So what do OEMs need to know about fleet telematics? Here are some considerations that both OEMs and fleet managers need to examine.
Smart Vehicles Need Smarter Telematics
When OEMs are looking to implement a fleet telematics strategy, they should first consider the fleet manager’s goals and expectations. We have outlined a number of potential ROI scenarios above and there are dozens more. It’s important to understand what fleet managers expect from telematics.
For example, fuel efficiency and route management seem to be universal concerns for large delivery fleets. However, different types of fleet operators are going to have different concerns. In the case of a construction or service fleet, such as plumbers or electricians, the concerns may be more along the lines of driver safety (e.g. speed notifications) or geofencing (e.g. tracking proximity to job or delivery locations).

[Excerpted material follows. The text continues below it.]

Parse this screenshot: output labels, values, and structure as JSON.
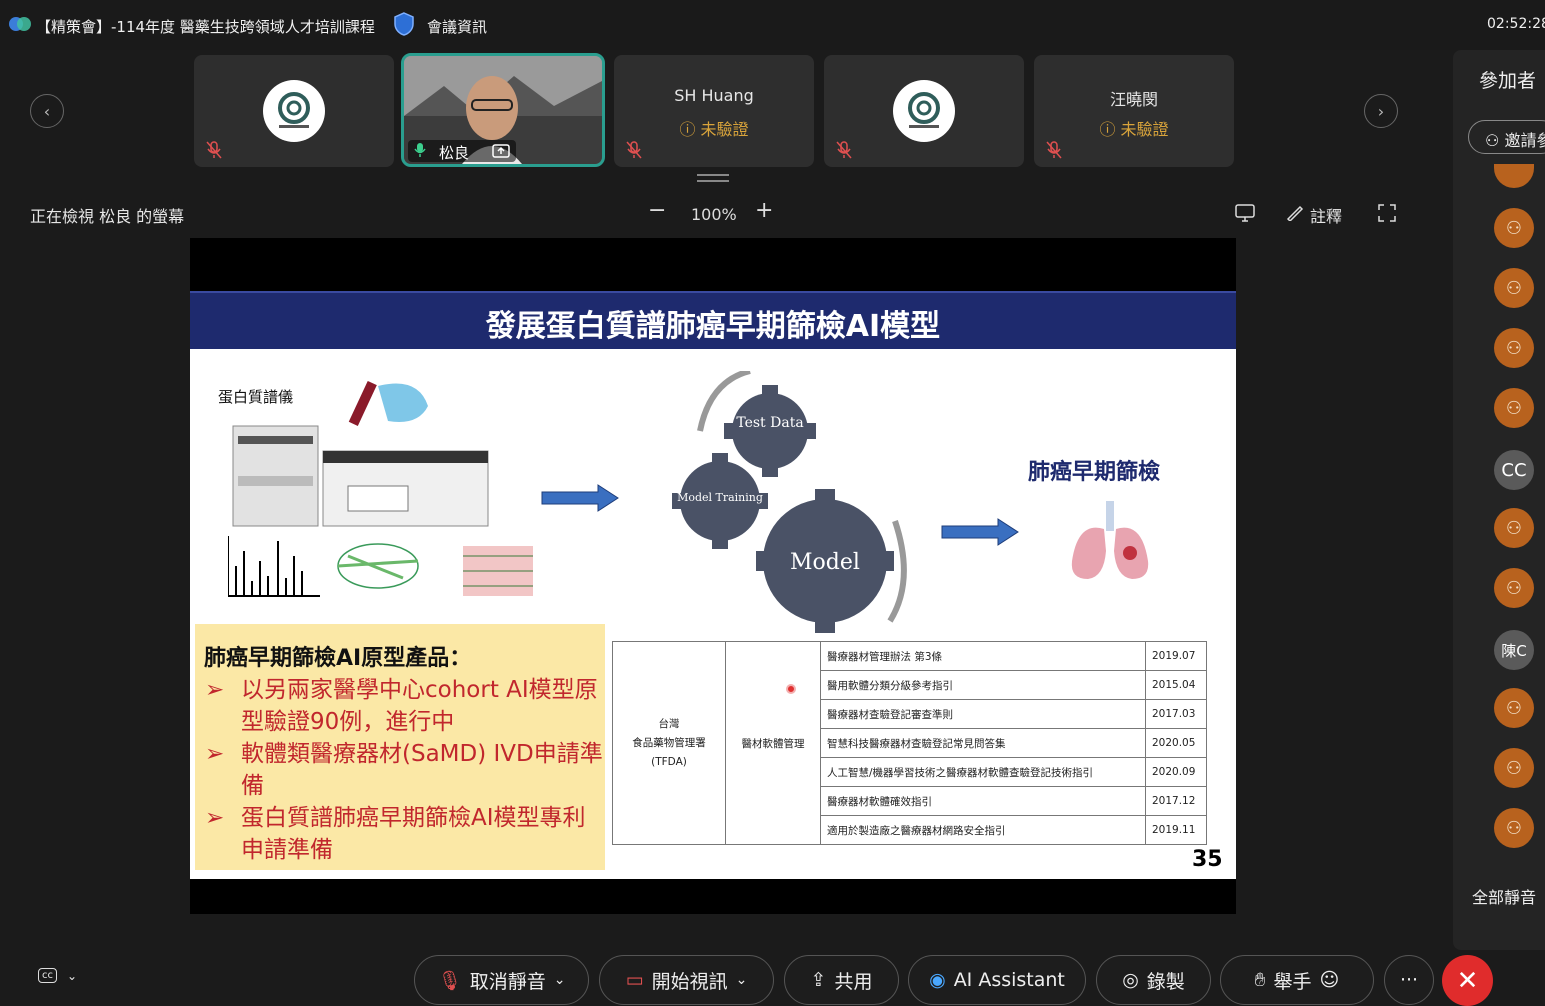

To set the right goals, fleet managers need a baseline for fleet performance. They want to understand metrics such as vehicle usage, gas consumption, idle time, trips per day, time out of service to use as a starting point to establish objectives. It’s up to the OEMs to make sure that the right metrics are available to provide those baselines. Smart OEMs will collaborate with their customers to identify the right key performance indicators (KPIs).
Increasingly, telematics are becoming an integral part of the Internet of Things (IoT). As part of IoT, the data generated by in-vehicle telematics may be used for other analytics programs and applications, such as diagnostics and even big data. Telematics data will need to be accessible in a format that suits analytics, including the ability to access data from the cloud or some central data repository.
The growth of IoT also is driving remote access to telematics data via mobile devices, such as tablets, smartphones, and even smart watches. Increasingly fleet managers will want to have real-time access to telematics data from anywhere, anytime, using third-party devices so they can check on driver locations and schedules.
IoT sensors are also being used with telematics for maintenance. Pioneer, for example, is developing new strategies to collect telematics data via an onboard diagnostics port. Performance data is gathered from hundreds of sensors throughout the vehicle, stored for export, and then uploaded to the cloud. As Internet access become commonplace in vehicles, telematics will be extended to collect performance data that can be shared with the dealer and the manufacturer to alert owners about pending failures and systems that need maintenance.
As vehicles continue to get smarter, fleet owners are going to expect data that has more value from telematics. The OEMs challenge is to stay ahead of demands and develop telematics systems that can meet the evolving needs of fleet managers. The more OEMs stay abreast of fleet owner needs and expectations, the better they will be able to compete with new telematics systems that deliver all the insight fleet managers demand.
Topics: Fleet Telematics